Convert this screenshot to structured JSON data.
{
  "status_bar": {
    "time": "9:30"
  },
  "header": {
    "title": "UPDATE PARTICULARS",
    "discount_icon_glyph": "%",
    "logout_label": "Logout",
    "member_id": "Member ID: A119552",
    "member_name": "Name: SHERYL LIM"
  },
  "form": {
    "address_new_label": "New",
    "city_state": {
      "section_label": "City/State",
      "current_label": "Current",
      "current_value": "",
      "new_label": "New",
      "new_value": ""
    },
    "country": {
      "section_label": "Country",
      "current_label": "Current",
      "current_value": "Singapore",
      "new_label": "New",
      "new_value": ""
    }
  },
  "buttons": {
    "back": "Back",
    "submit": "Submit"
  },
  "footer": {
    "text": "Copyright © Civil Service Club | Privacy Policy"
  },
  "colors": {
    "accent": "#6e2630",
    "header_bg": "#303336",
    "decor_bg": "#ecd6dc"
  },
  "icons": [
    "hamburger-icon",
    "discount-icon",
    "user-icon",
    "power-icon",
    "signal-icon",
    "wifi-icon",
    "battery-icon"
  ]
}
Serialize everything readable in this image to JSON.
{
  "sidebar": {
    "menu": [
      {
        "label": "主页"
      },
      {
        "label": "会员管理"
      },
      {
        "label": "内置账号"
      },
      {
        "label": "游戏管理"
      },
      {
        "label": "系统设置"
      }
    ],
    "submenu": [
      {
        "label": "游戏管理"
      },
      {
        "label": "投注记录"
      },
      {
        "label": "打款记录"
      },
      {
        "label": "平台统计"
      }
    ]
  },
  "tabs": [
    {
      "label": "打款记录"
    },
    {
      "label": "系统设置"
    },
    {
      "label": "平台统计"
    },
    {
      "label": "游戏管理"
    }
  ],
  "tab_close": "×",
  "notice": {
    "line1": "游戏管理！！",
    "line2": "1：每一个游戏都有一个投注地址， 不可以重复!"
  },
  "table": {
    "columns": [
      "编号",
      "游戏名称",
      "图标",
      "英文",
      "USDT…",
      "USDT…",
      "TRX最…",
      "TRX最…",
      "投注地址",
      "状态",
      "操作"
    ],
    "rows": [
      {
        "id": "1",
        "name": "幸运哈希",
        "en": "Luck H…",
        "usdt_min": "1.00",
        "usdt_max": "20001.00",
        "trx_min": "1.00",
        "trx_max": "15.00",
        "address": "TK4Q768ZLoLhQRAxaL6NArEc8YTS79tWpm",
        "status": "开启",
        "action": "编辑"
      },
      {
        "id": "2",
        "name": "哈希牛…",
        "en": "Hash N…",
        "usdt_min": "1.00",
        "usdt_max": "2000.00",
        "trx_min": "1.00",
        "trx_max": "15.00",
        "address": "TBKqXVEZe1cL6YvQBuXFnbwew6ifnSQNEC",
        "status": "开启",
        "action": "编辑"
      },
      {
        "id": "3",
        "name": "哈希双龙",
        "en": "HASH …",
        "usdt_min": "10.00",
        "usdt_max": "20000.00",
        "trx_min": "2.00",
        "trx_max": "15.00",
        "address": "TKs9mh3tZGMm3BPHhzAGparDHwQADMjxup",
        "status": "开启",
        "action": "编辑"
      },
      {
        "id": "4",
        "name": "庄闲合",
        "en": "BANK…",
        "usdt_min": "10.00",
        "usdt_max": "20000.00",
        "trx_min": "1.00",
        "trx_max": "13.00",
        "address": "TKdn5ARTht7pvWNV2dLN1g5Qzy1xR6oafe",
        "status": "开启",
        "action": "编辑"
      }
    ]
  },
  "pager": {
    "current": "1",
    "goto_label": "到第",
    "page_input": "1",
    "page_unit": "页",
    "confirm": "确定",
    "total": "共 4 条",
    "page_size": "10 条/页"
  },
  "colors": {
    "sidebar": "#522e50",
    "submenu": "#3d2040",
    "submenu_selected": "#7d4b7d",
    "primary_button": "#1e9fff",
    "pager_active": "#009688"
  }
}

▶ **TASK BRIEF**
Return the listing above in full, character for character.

▶ **SOLUTION FOR THIS TASK**
Convert this screenshot to structured JSON data.
{
  "status_bar": {
    "time": "9:30"
  },
  "header": {
    "title": "UPDATE PARTICULARS",
    "discount_icon_glyph": "%",
    "logout_label": "Logout",
    "member_id": "Member ID: A119552",
    "member_name": "Name: SHERYL LIM"
  },
  "form": {
    "address_new_label": "New",
    "city_state": {
      "section_label": "City/State",
      "current_label": "Current",
      "current_value": "",
      "new_label": "New",
      "new_value": ""
    },
    "country": {
      "section_label": "Country",
      "current_label": "Current",
      "current_value": "Singapore",
      "new_label": "New",
      "new_value": ""
    }
  },
  "buttons": {
    "back": "Back",
    "submit": "Submit"
  },
  "footer": {
    "text": "Copyright © Civil Service Club | Privacy Policy"
  },
  "colors": {
    "accent": "#6e2630",
    "header_bg": "#303336",
    "decor_bg": "#ecd6dc"
  },
  "icons": [
    "hamburger-icon",
    "discount-icon",
    "user-icon",
    "power-icon",
    "signal-icon",
    "wifi-icon",
    "battery-icon"
  ]
}
Serialize everything readable in this image to JSON.
{
  "sidebar": {
    "menu": [
      {
        "label": "主页"
      },
      {
        "label": "会员管理"
      },
      {
        "label": "内置账号"
      },
      {
        "label": "游戏管理"
      },
      {
        "label": "系统设置"
      }
    ],
    "submenu": [
      {
        "label": "游戏管理"
      },
      {
        "label": "投注记录"
      },
      {
        "label": "打款记录"
      },
      {
        "label": "平台统计"
      }
    ]
  },
  "tabs": [
    {
      "label": "打款记录"
    },
    {
      "label": "系统设置"
    },
    {
      "label": "平台统计"
    },
    {
      "label": "游戏管理"
    }
  ],
  "tab_close": "×",
  "notice": {
    "line1": "游戏管理！！",
    "line2": "1：每一个游戏都有一个投注地址， 不可以重复!"
  },
  "table": {
    "columns": [
      "编号",
      "游戏名称",
      "图标",
      "英文",
      "USDT…",
      "USDT…",
      "TRX最…",
      "TRX最…",
      "投注地址",
      "状态",
      "操作"
    ],
    "rows": [
      {
        "id": "1",
        "name": "幸运哈希",
        "en": "Luck H…",
        "usdt_min": "1.00",
        "usdt_max": "20001.00",
        "trx_min": "1.00",
        "trx_max": "15.00",
        "address": "TK4Q768ZLoLhQRAxaL6NArEc8YTS79tWpm",
        "status": "开启",
        "action": "编辑"
      },
      {
        "id": "2",
        "name": "哈希牛…",
        "en": "Hash N…",
        "usdt_min": "1.00",
        "usdt_max": "2000.00",
        "trx_min": "1.00",
        "trx_max": "15.00",
        "address": "TBKqXVEZe1cL6YvQBuXFnbwew6ifnSQNEC",
        "status": "开启",
        "action": "编辑"
      },
      {
        "id": "3",
        "name": "哈希双龙",
        "en": "HASH …",
        "usdt_min": "10.00",
        "usdt_max": "20000.00",
        "trx_min": "2.00",
        "trx_max": "15.00",
        "address": "TKs9mh3tZGMm3BPHhzAGparDHwQADMjxup",
        "status": "开启",
        "action": "编辑"
      },
      {
        "id": "4",
        "name": "庄闲合",
        "en": "BANK…",
        "usdt_min": "10.00",
        "usdt_max": "20000.00",
        "trx_min": "1.00",
        "trx_max": "13.00",
        "address": "TKdn5ARTht7pvWNV2dLN1g5Qzy1xR6oafe",
        "status": "开启",
        "action": "编辑"
      }
    ]
  },
  "pager": {
    "current": "1",
    "goto_label": "到第",
    "page_input": "1",
    "page_unit": "页",
    "confirm": "确定",
    "total": "共 4 条",
    "page_size": "10 条/页"
  },
  "colors": {
    "sidebar": "#522e50",
    "submenu": "#3d2040",
    "submenu_selected": "#7d4b7d",
    "primary_button": "#1e9fff",
    "pager_active": "#009688"
  }
}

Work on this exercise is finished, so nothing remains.